There are some people who wish to see Gaelic culture dispelled and shops selling tacky kilts closed down. But it’s nothing new. Many felt the same way 266 years ago.
No thanks to the Dress Act of 1746 (part of the Act of Proscription), wearing Highland Dress, including tartan and the kilt, was made illegal as the government attempted to trounce the Gaels’ traditions following the Jacobite Risings. Those in the Black Watch were exempt, of course.
In 1782 the Act was repealed. Highland Dress was back in vogue. Now, at the National Portrait Gallery, you can see why.
Surveying these characteristic garments in an explosion of magnificent colour, the overwhelmingly large displays of the Tartan Portraits exhibition examines just what these textiles meant to six different people – painted between 1680 and 1780 – casting a light on what must surely be the very fabric of Scottish identity.
The first thing you notice about many of the kilts is how short they are. The “feileadh beg”, for example, rests just above the knee. The second thing is how they’re used, or worn, to underline the wearer’s reason for sporting Highland Dress. From status and wealth to horse-riding or bagpipe-playing – the fashionistas of their day liked to display their sense of style by mixing bright tartans.

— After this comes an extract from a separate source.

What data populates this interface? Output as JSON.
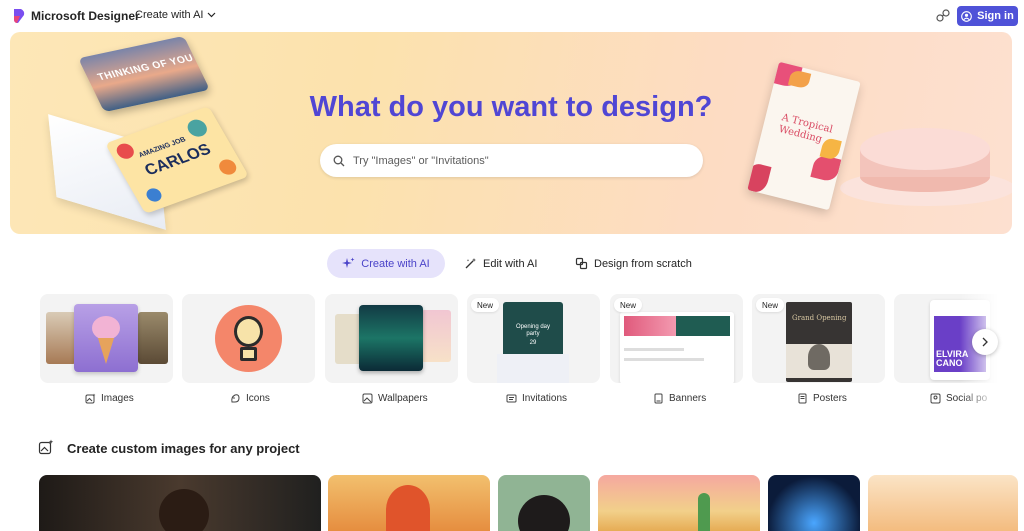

Amongst the plaids, garters, trews, petti- coats and breeches, some of the “models” – who also appear in a nearby book and photographic display – tend to resemble the Romans, as represented in their statues.
As for the military? Well, they had to look both regal and scary when contending with the savage Indians of America, didn’t they?
The women, meanwhile, are literally covered in large, striped shawls, worn over the shoulders and down to the ankles, and draped over the head as a veil.
However, a highlight of the collection depicts a cartoon of George IV, standing on a platform, allowing the women to see whether he’s a true Scotsman or not.
Overall, a brief yet illuminating spectacle well worth an hour of your time.
Run ends December 2013.